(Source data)
------------------------------------------------

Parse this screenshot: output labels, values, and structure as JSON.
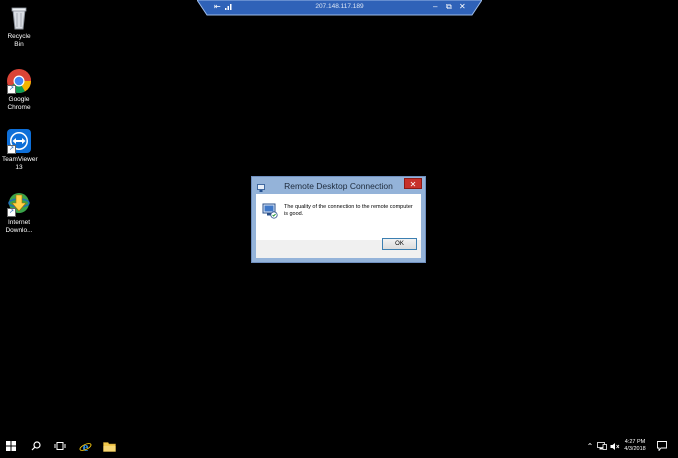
{
  "desktop": {
    "icons": [
      {
        "label_line1": "Recycle Bin",
        "label_line2": ""
      },
      {
        "label_line1": "Google",
        "label_line2": "Chrome"
      },
      {
        "label_line1": "TeamViewer",
        "label_line2": "13"
      },
      {
        "label_line1": "Internet",
        "label_line2": "Downlo..."
      }
    ]
  },
  "connection_bar": {
    "address": "207.148.117.189"
  },
  "dialog": {
    "title": "Remote Desktop Connection",
    "message": "The quality of the connection to the remote computer is good.",
    "ok_label": "OK",
    "close_glyph": "✕"
  },
  "taskbar": {
    "time": "4:27 PM",
    "date": "4/3/2018"
  }
}
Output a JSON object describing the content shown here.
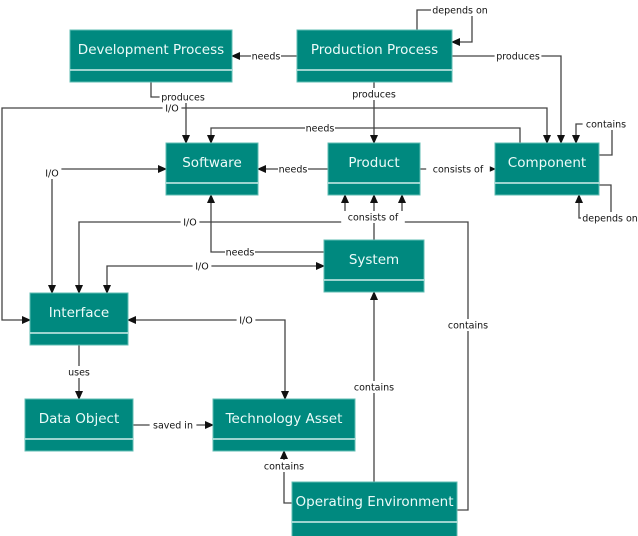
{
  "colors": {
    "node_fill": "#00897f",
    "node_border": "#5fbdb3",
    "node_text": "#ecfbf9",
    "edge": "#444444"
  },
  "nodes": [
    {
      "id": "dev",
      "label": "Development Process"
    },
    {
      "id": "prod_proc",
      "label": "Production Process"
    },
    {
      "id": "software",
      "label": "Software"
    },
    {
      "id": "product",
      "label": "Product"
    },
    {
      "id": "component",
      "label": "Component"
    },
    {
      "id": "system",
      "label": "System"
    },
    {
      "id": "interface",
      "label": "Interface"
    },
    {
      "id": "data_object",
      "label": "Data Object"
    },
    {
      "id": "tech_asset",
      "label": "Technology Asset"
    },
    {
      "id": "op_env",
      "label": "Operating Environment"
    }
  ],
  "edges": [
    {
      "from": "prod_proc",
      "to": "dev",
      "label": "needs"
    },
    {
      "from": "prod_proc",
      "to": "prod_proc",
      "label": "depends on"
    },
    {
      "from": "prod_proc",
      "to": "component",
      "label": "produces"
    },
    {
      "from": "prod_proc",
      "to": "product",
      "label": "produces"
    },
    {
      "from": "dev",
      "to": "software",
      "label": "produces"
    },
    {
      "from": "interface",
      "to": "component",
      "label": "I/O"
    },
    {
      "from": "component",
      "to": "software",
      "label": "needs"
    },
    {
      "from": "component",
      "to": "component",
      "label": "contains"
    },
    {
      "from": "component",
      "to": "component",
      "label": "depends on"
    },
    {
      "from": "product",
      "to": "software",
      "label": "needs"
    },
    {
      "from": "product",
      "to": "component",
      "label": "consists of"
    },
    {
      "from": "system",
      "to": "product",
      "label": "consists of"
    },
    {
      "from": "op_env",
      "to": "product",
      "label": "contains"
    },
    {
      "from": "interface",
      "to": "product",
      "label": "I/O"
    },
    {
      "from": "system",
      "to": "software",
      "label": "needs"
    },
    {
      "from": "interface",
      "to": "software",
      "label": "I/O"
    },
    {
      "from": "interface",
      "to": "system",
      "label": "I/O"
    },
    {
      "from": "interface",
      "to": "tech_asset",
      "label": "I/O"
    },
    {
      "from": "interface",
      "to": "data_object",
      "label": "uses"
    },
    {
      "from": "data_object",
      "to": "tech_asset",
      "label": "saved in"
    },
    {
      "from": "op_env",
      "to": "tech_asset",
      "label": "contains"
    },
    {
      "from": "op_env",
      "to": "system",
      "label": "contains"
    }
  ]
}
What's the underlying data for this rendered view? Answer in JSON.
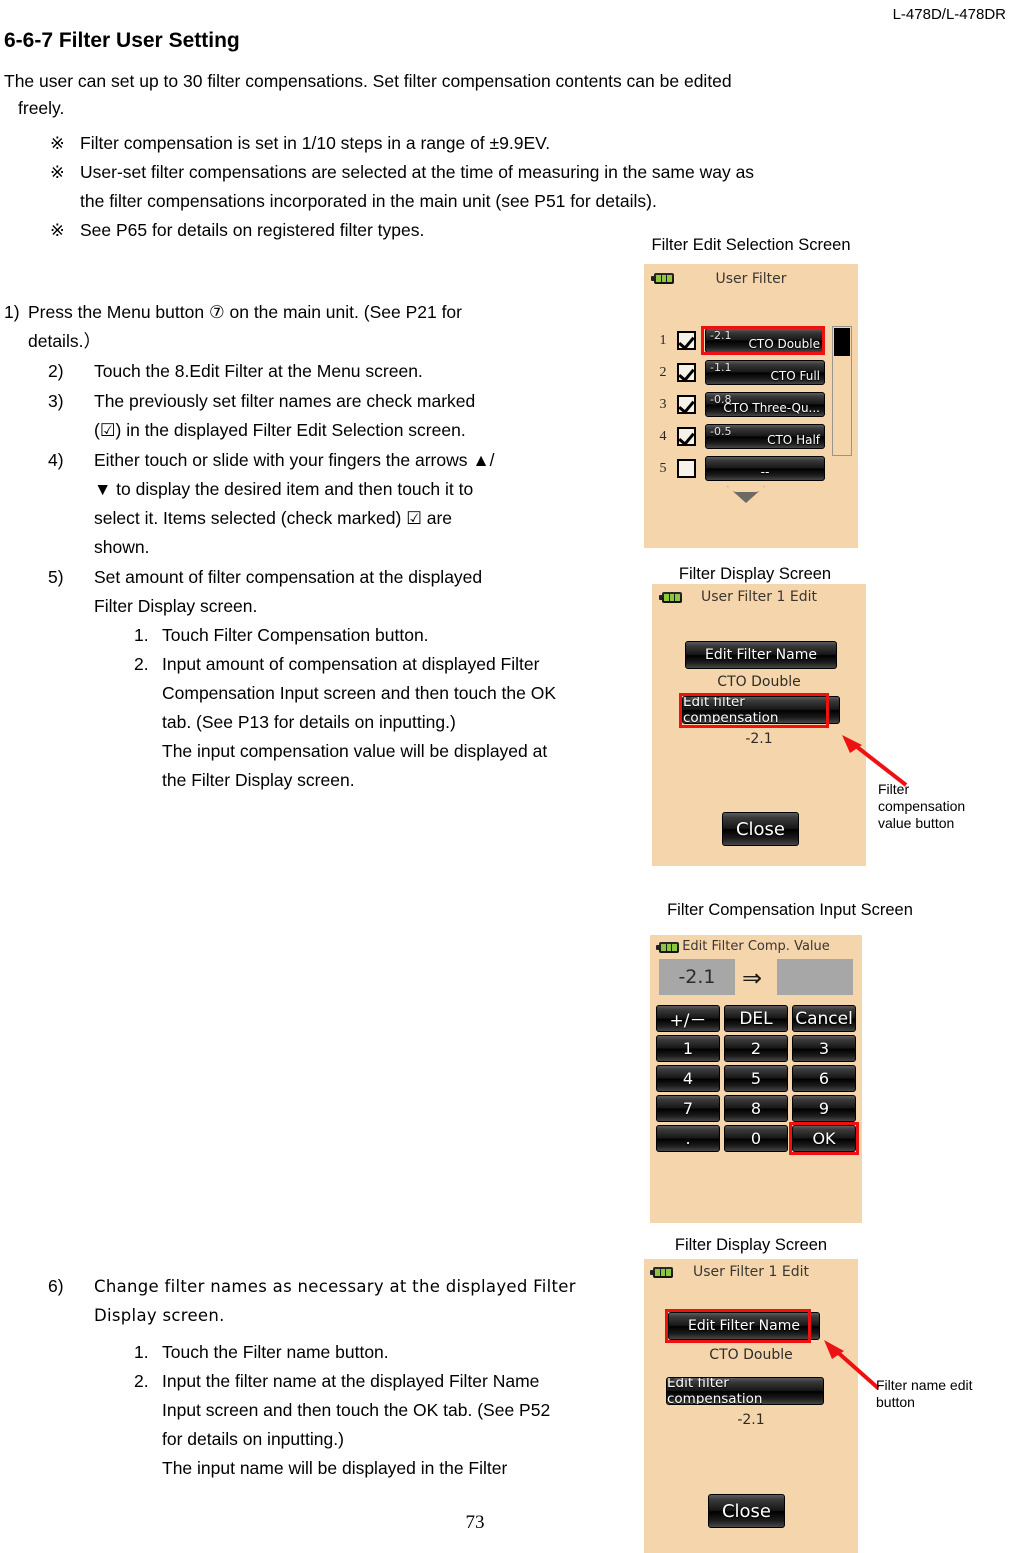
{
  "document": {
    "header_model": "L-478D/L-478DR",
    "section_title": "6-6-7 Filter User Setting",
    "intro_line1": "The user can set up to 30 filter compensations. Set filter compensation contents can be edited",
    "intro_line2": "freely.",
    "page_number": "73"
  },
  "notes": [
    {
      "mark": "※",
      "line1": "Filter compensation is set in 1/10 steps in a range of  ±9.9EV.",
      "line2": ""
    },
    {
      "mark": "※",
      "line1": "User-set filter compensations are selected at the time of measuring in the same way as",
      "line2": "the filter compensations incorporated in the main unit (see P51 for details)."
    },
    {
      "mark": "※",
      "line1": "See P65 for details on registered filter types.",
      "line2": ""
    }
  ],
  "steps": {
    "step1": {
      "num": "1)",
      "line1": "Press the Menu button  ⑦  on the main unit. (See P21 for",
      "line2": "details.）"
    },
    "step2": {
      "num": "2)",
      "line1": "Touch the 8.Edit Filter at the Menu screen."
    },
    "step3": {
      "num": "3)",
      "line1": "The previously set filter names are check marked",
      "line2": "(☑) in the displayed Filter Edit Selection screen."
    },
    "step4": {
      "num": "4)",
      "line1": "Either touch or slide with your fingers the arrows  ▲/",
      "line2": "▼  to display the desired item and then touch it to",
      "line3": "select it. Items selected (check marked)  ☑  are",
      "line4": "shown."
    },
    "step5": {
      "num": "5)",
      "line1": "Set amount of filter compensation at the displayed",
      "line2": "Filter Display screen.",
      "sub1": {
        "num": "1.",
        "line1": "Touch Filter Compensation button."
      },
      "sub2": {
        "num": "2.",
        "line1": "Input amount of compensation at displayed Filter",
        "line2": "Compensation Input screen and then touch the OK",
        "line3": "tab. (See P13 for details on inputting.)",
        "line4": "The input compensation value will be displayed at",
        "line5": "the Filter Display screen."
      }
    },
    "step6": {
      "num": "6)",
      "line1": "Change filter names as necessary at the displayed Filter",
      "line2": "Display screen.",
      "sub1": {
        "num": "1.",
        "line1": "Touch the Filter name button."
      },
      "sub2": {
        "num": "2.",
        "line1": "Input the filter name at the displayed Filter Name",
        "line2": "Input screen and then touch the OK tab. (See P52",
        "line3": "for details on inputting.)",
        "line4": "The input name will be displayed in the Filter"
      }
    }
  },
  "screens": {
    "edit_selection": {
      "caption": "Filter Edit Selection Screen",
      "title": "User Filter",
      "rows": [
        {
          "index": "1",
          "checked": true,
          "value": "-2.1",
          "name": "CTO Double",
          "selected": true
        },
        {
          "index": "2",
          "checked": true,
          "value": "-1.1",
          "name": "CTO Full",
          "selected": false
        },
        {
          "index": "3",
          "checked": true,
          "value": "-0.8",
          "name": "CTO Three-Qu...",
          "selected": false
        },
        {
          "index": "4",
          "checked": true,
          "value": "-0.5",
          "name": "CTO Half",
          "selected": false
        },
        {
          "index": "5",
          "checked": false,
          "value": "",
          "name": "--",
          "selected": false
        }
      ]
    },
    "filter_display_top": {
      "caption": "Filter Display Screen",
      "title": "User  Filter  1  Edit",
      "name_button": "Edit Filter Name",
      "name_value": "CTO Double",
      "comp_button": "Edit filter compensation",
      "comp_value": "-2.1",
      "close_button": "Close",
      "annotation": "Filter\ncompensation\nvalue button",
      "annotation_lines": [
        "Filter",
        "compensation",
        "value button"
      ],
      "highlight": "comp_button"
    },
    "comp_input": {
      "caption": "Filter Compensation Input Screen",
      "title": "Edit Filter Comp. Value",
      "current_value": "-2.1",
      "new_value": "",
      "arrow": "⇒",
      "keys": [
        [
          "+/－",
          "DEL",
          "Cancel"
        ],
        [
          "1",
          "2",
          "3"
        ],
        [
          "4",
          "5",
          "6"
        ],
        [
          "7",
          "8",
          "9"
        ],
        [
          ".",
          "0",
          "OK"
        ]
      ],
      "highlight_key": "OK"
    },
    "filter_display_bottom": {
      "caption": "Filter Display Screen",
      "title": "User  Filter  1  Edit",
      "name_button": "Edit Filter Name",
      "name_value": "CTO Double",
      "comp_button": "Edit filter compensation",
      "comp_value": "-2.1",
      "close_button": "Close",
      "annotation_lines": [
        "Filter   name   edit",
        "button"
      ],
      "annotation_line1": "Filter    name    edit",
      "annotation_line2": "button",
      "highlight": "name_button"
    }
  },
  "colors": {
    "screen_bg": "#f5d5ab",
    "highlight_red": "#ee1111",
    "battery_green": "#8ec641",
    "button_dark": "#000000",
    "value_box": "#a7a7a7"
  }
}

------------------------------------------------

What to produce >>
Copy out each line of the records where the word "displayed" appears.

Exercise answer >>
      "line2": "(☑) in the displayed Filter Edit Selection screen."
      "line1": "Set amount of filter compensation at the displayed",
        "line1": "Input amount of compensation at displayed Filter",
        "line4": "The input compensation value will be displayed at",
      "line1": "Change filter names as necessary at the displayed Filter",
        "line1": "Input the filter name at the displayed Filter Name",
        "line4": "The input name will be displayed in the Filter"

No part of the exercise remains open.